- Eliminate breeding sites by fixing leaky faucets, treating or draining standing water in plant containers, old tires, pools, ponds, wading pools, watering troughs and cleaning roof gutters
- Circulate water in fountains and ponds regularly to prevent stagnation. Any vessel that contains as little as ¼ inch of standing water can be a place for a female mosquito to lay her eggs and allow the larvae to turn into adult mosquitoes. It only takes about seven days in warm weather to complete the life cycle.
- Exclude insects and reduce exposure by fixing window and patio screens

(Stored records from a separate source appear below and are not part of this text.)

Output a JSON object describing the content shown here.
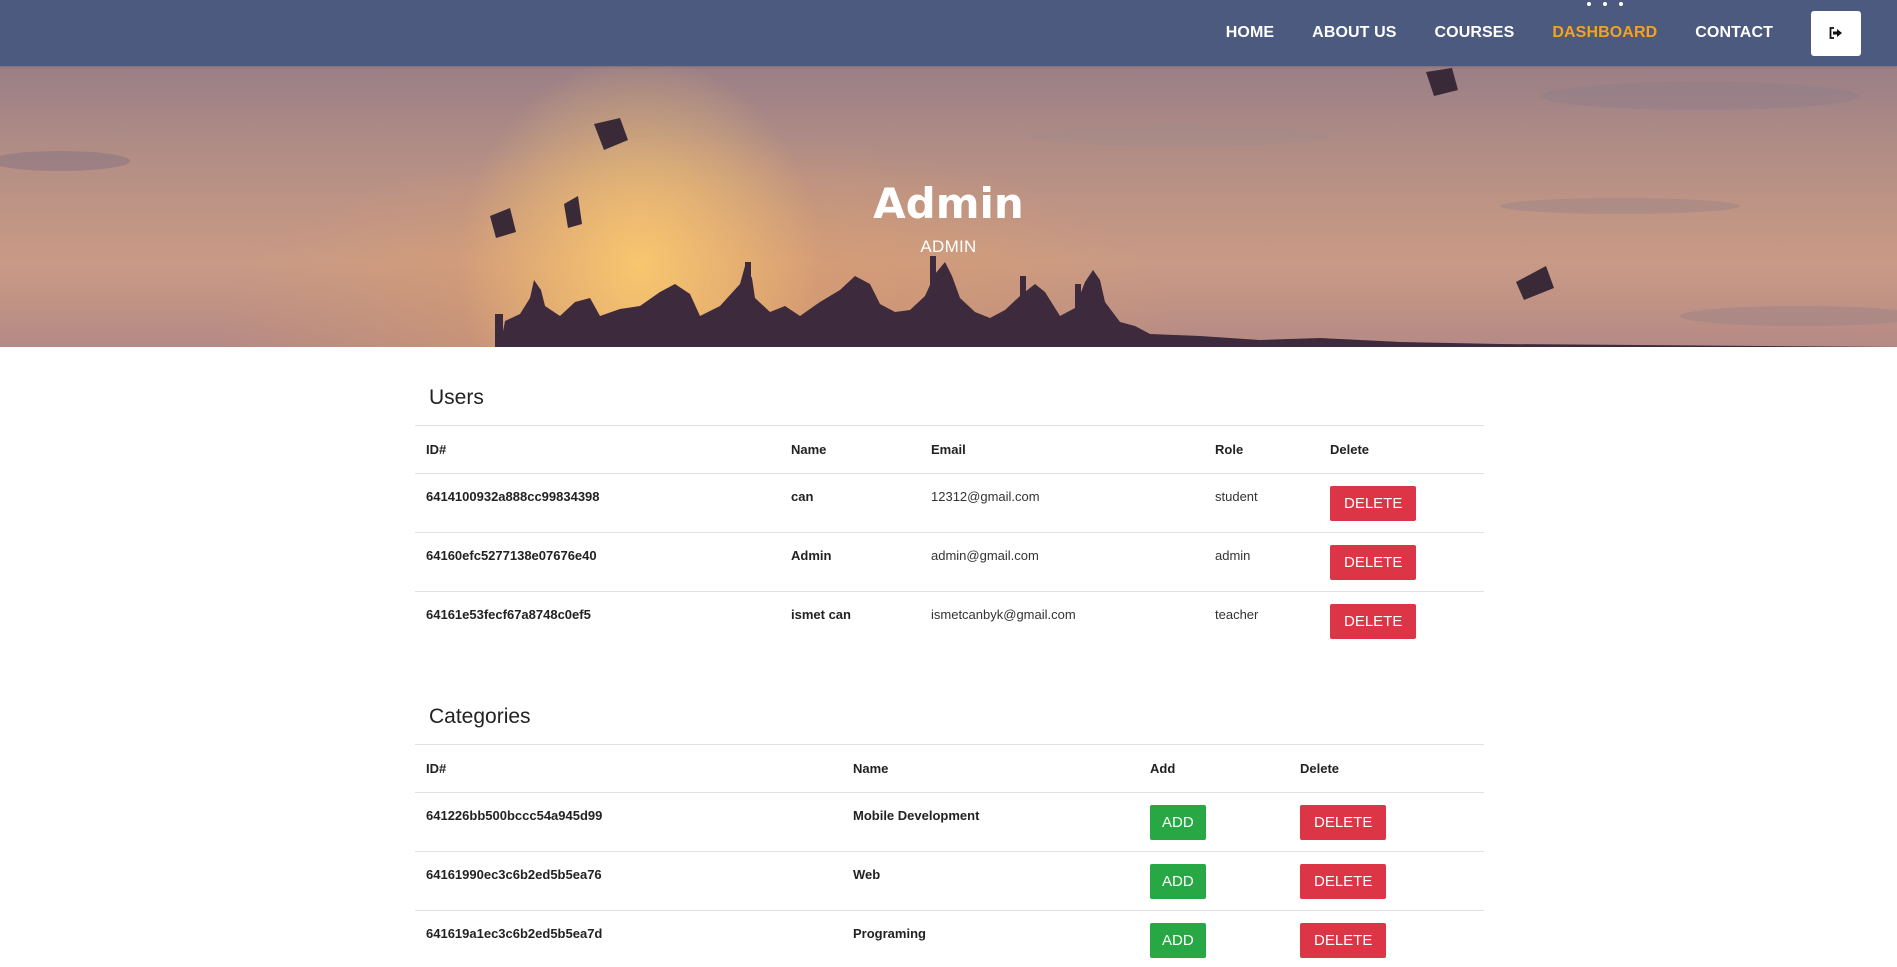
{
  "nav": {
    "links": [
      {
        "label": "HOME",
        "active": false
      },
      {
        "label": "ABOUT US",
        "active": false
      },
      {
        "label": "COURSES",
        "active": false
      },
      {
        "label": "DASHBOARD",
        "active": true
      },
      {
        "label": "CONTACT",
        "active": false
      }
    ],
    "logout_icon": "sign-out-icon"
  },
  "hero": {
    "title": "Admin",
    "subtitle": "ADMIN"
  },
  "users": {
    "title": "Users",
    "columns": [
      "ID#",
      "Name",
      "Email",
      "Role",
      "Delete"
    ],
    "rows": [
      {
        "id": "6414100932a888cc99834398",
        "name": "can",
        "email": "12312@gmail.com",
        "role": "student",
        "delete": "DELETE"
      },
      {
        "id": "64160efc5277138e07676e40",
        "name": "Admin",
        "email": "admin@gmail.com",
        "role": "admin",
        "delete": "DELETE"
      },
      {
        "id": "64161e53fecf67a8748c0ef5",
        "name": "ismet can",
        "email": "ismetcanbyk@gmail.com",
        "role": "teacher",
        "delete": "DELETE"
      }
    ]
  },
  "categories": {
    "title": "Categories",
    "columns": [
      "ID#",
      "Name",
      "Add",
      "Delete"
    ],
    "rows": [
      {
        "id": "641226bb500bccc54a945d99",
        "name": "Mobile Development",
        "add": "ADD",
        "delete": "DELETE"
      },
      {
        "id": "64161990ec3c6b2ed5b5ea76",
        "name": "Web",
        "add": "ADD",
        "delete": "DELETE"
      },
      {
        "id": "641619a1ec3c6b2ed5b5ea7d",
        "name": "Programing",
        "add": "ADD",
        "delete": "DELETE"
      }
    ]
  },
  "colors": {
    "navbar": "#4b5a7e",
    "active_nav": "#f7a21b",
    "delete": "#dc3545",
    "add": "#28a745"
  }
}
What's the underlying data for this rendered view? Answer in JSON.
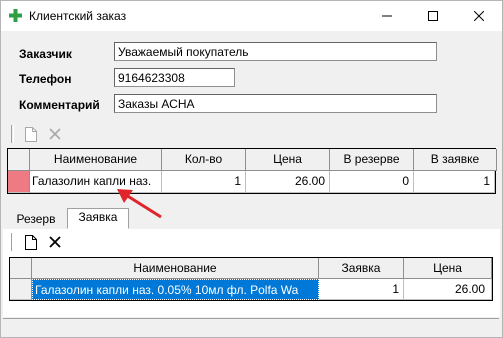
{
  "window": {
    "title": "Клиентский заказ",
    "controls": {
      "minimize": "—",
      "maximize": "☐",
      "close": "✕"
    }
  },
  "form": {
    "customer_label": "Заказчик",
    "customer_value": "Уважаемый покупатель",
    "phone_label": "Телефон",
    "phone_value": "9164623308",
    "comment_label": "Комментарий",
    "comment_value": "Заказы АСНА"
  },
  "top_grid": {
    "columns": [
      "Наименование",
      "Кол-во",
      "Цена",
      "В резерве",
      "В заявке"
    ],
    "rows": [
      {
        "name": "Галазолин капли наз.",
        "qty": "1",
        "price": "26.00",
        "reserved": "0",
        "ordered": "1"
      }
    ]
  },
  "tabs": [
    {
      "label": "Резерв",
      "active": false
    },
    {
      "label": "Заявка",
      "active": true
    }
  ],
  "bottom_grid": {
    "columns": [
      "Наименование",
      "Заявка",
      "Цена"
    ],
    "rows": [
      {
        "name": "Галазолин капли наз. 0.05% 10мл фл. Polfa Wa",
        "order": "1",
        "price": "26.00"
      }
    ]
  },
  "colors": {
    "accent_red": "#e0242b",
    "selection": "#0078d7",
    "row_marker": "#ee7b84",
    "app_icon_green": "#2ea043"
  },
  "icons": {
    "app": "green-cross-icon",
    "new": "new-document-icon",
    "delete": "delete-x-icon",
    "annotation": "red-arrow"
  }
}
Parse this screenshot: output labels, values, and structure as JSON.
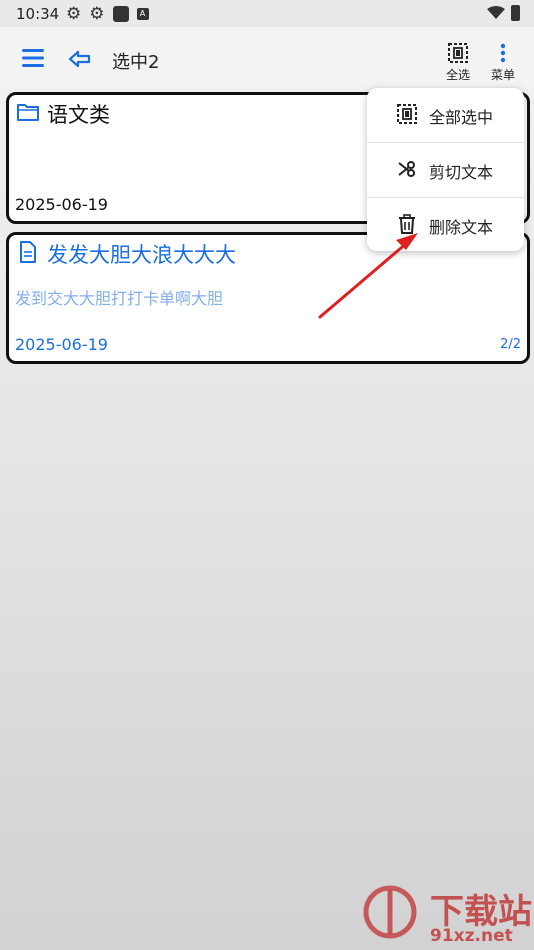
{
  "status_bar": {
    "time": "10:34",
    "badge": "A"
  },
  "toolbar": {
    "title": "选中2",
    "select_all_label": "全选",
    "menu_label": "菜单"
  },
  "cards": [
    {
      "type": "folder",
      "title": "语文类",
      "date": "2025-06-19"
    },
    {
      "type": "file",
      "title": "发发大胆大浪大大大",
      "preview": "发到交大大胆打打卡单啊大胆",
      "date": "2025-06-19",
      "count": "2/2"
    }
  ],
  "context_menu": {
    "items": [
      {
        "label": "全部选中",
        "icon": "select-all-icon"
      },
      {
        "label": "剪切文本",
        "icon": "scissors-icon"
      },
      {
        "label": "删除文本",
        "icon": "trash-icon"
      }
    ]
  },
  "watermark": {
    "brand": "下载站",
    "site": "91xz.net"
  },
  "colors": {
    "accent": "#1c6fe0",
    "preview": "#84aee9",
    "card_border": "#111111",
    "arrow": "#e02020",
    "watermark": "#c23b3b"
  }
}
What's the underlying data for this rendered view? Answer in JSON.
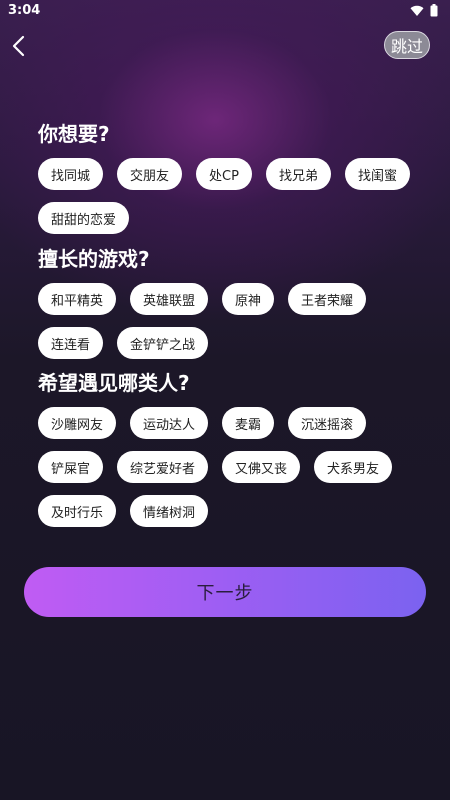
{
  "status": {
    "time": "3:04"
  },
  "header": {
    "skip_label": "跳过"
  },
  "sections": [
    {
      "title": "你想要?",
      "tags": [
        "找同城",
        "交朋友",
        "处CP",
        "找兄弟",
        "找闺蜜",
        "甜甜的恋爱"
      ]
    },
    {
      "title": "擅长的游戏?",
      "tags": [
        "和平精英",
        "英雄联盟",
        "原神",
        "王者荣耀",
        "连连看",
        "金铲铲之战"
      ]
    },
    {
      "title": "希望遇见哪类人?",
      "tags": [
        "沙雕网友",
        "运动达人",
        "麦霸",
        "沉迷摇滚",
        "铲屎官",
        "综艺爱好者",
        "又佛又丧",
        "犬系男友",
        "及时行乐",
        "情绪树洞"
      ]
    }
  ],
  "footer": {
    "next_label": "下一步"
  },
  "icons": {
    "wifi": "wifi-icon",
    "battery": "battery-icon",
    "back": "back-arrow-icon"
  },
  "colors": {
    "accent_start": "#c05cf3",
    "accent_end": "#7b62f0"
  }
}
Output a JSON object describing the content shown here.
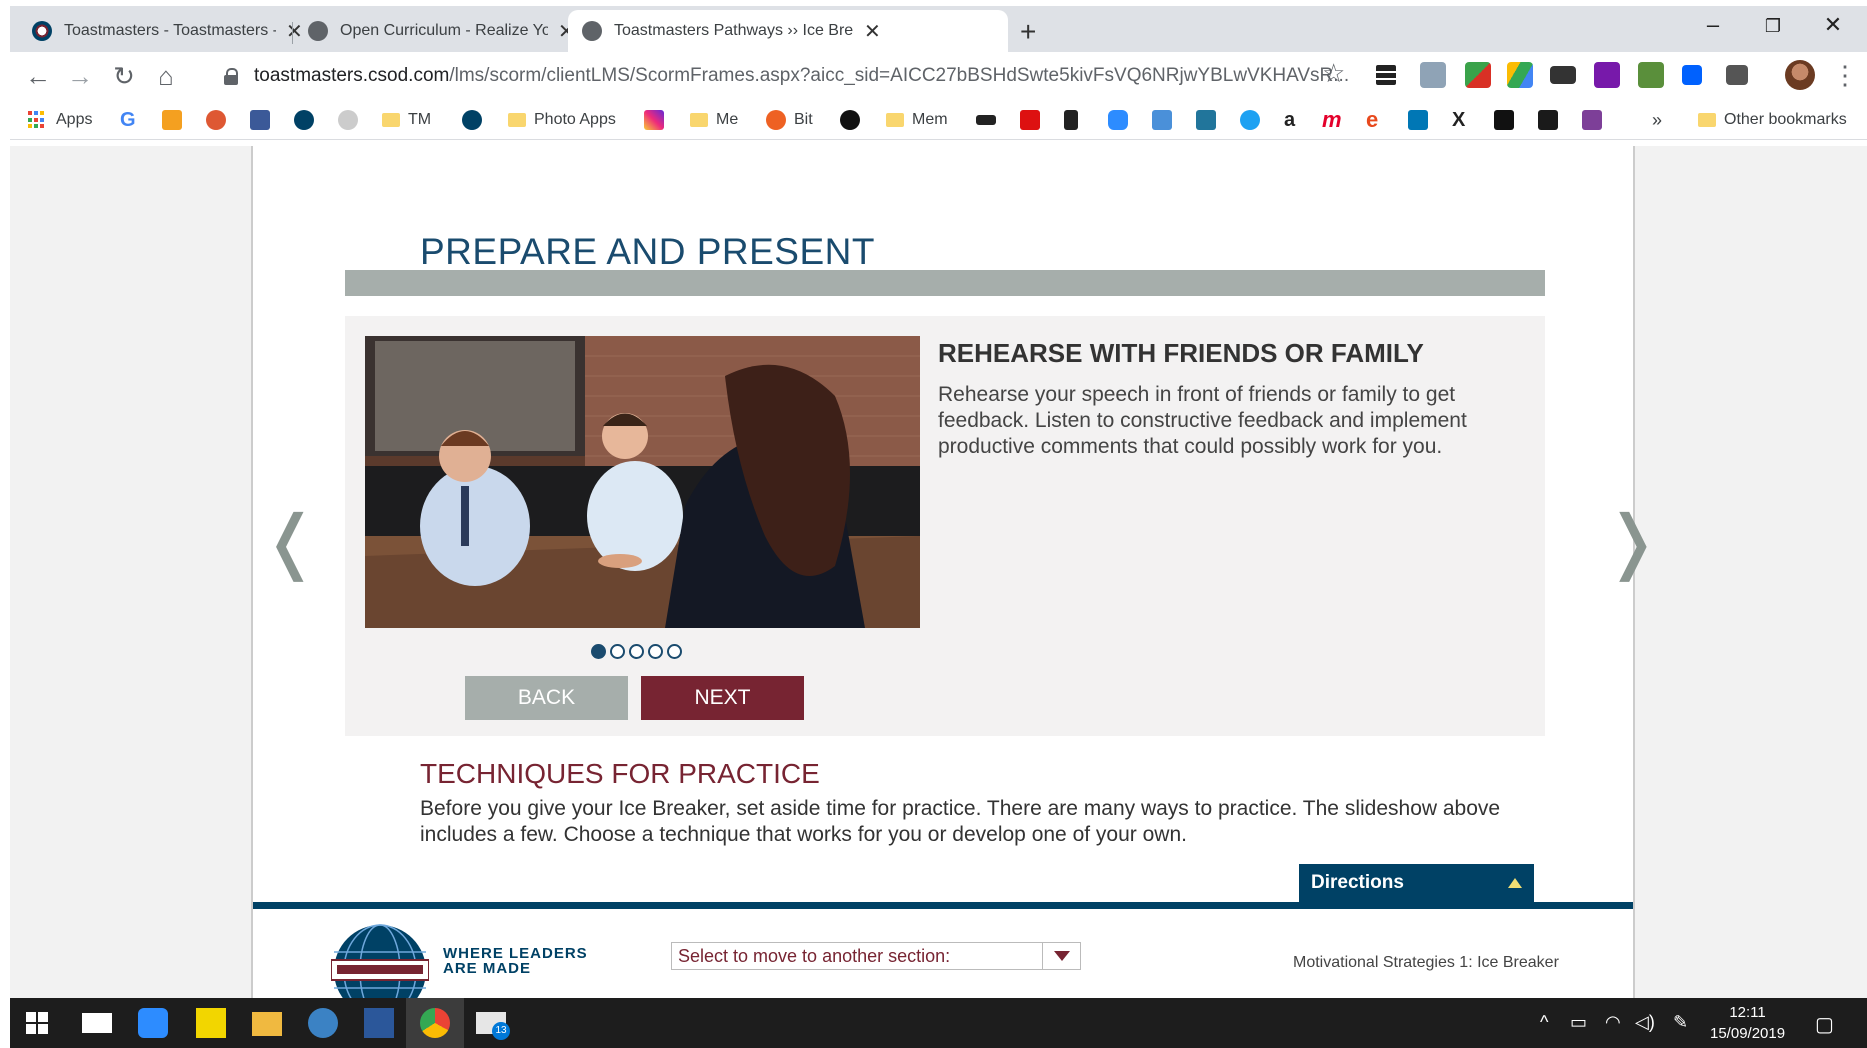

- Wear long sleeves and long pants if mosquitoes are present, especially in the morning and evening
- Use insect repellants
Safe chemical treatments around your home
Use only less toxic pesticide treatments and materials to avoid harming the wildlife that helps us naturally control mosquitoes. Remember that birds, bats, fish, frogs and other aquatic life feed on mosquitoes and mosquito larvae and probably do more to control the mosquito population than all chemical treatments combined.
- Place mosquito dunks and mosquito bits safely in water fountains, ponds, troughs (this will not harm fish, animals or wildlife)
- Add Pre-Strike (insect growth regulator) in standing water
For additional information about managing mosquitoes, visit the University of California Integrated Pest Management website or to report a mosquito infestation, visit Placer County Mosquito & Vector Control District.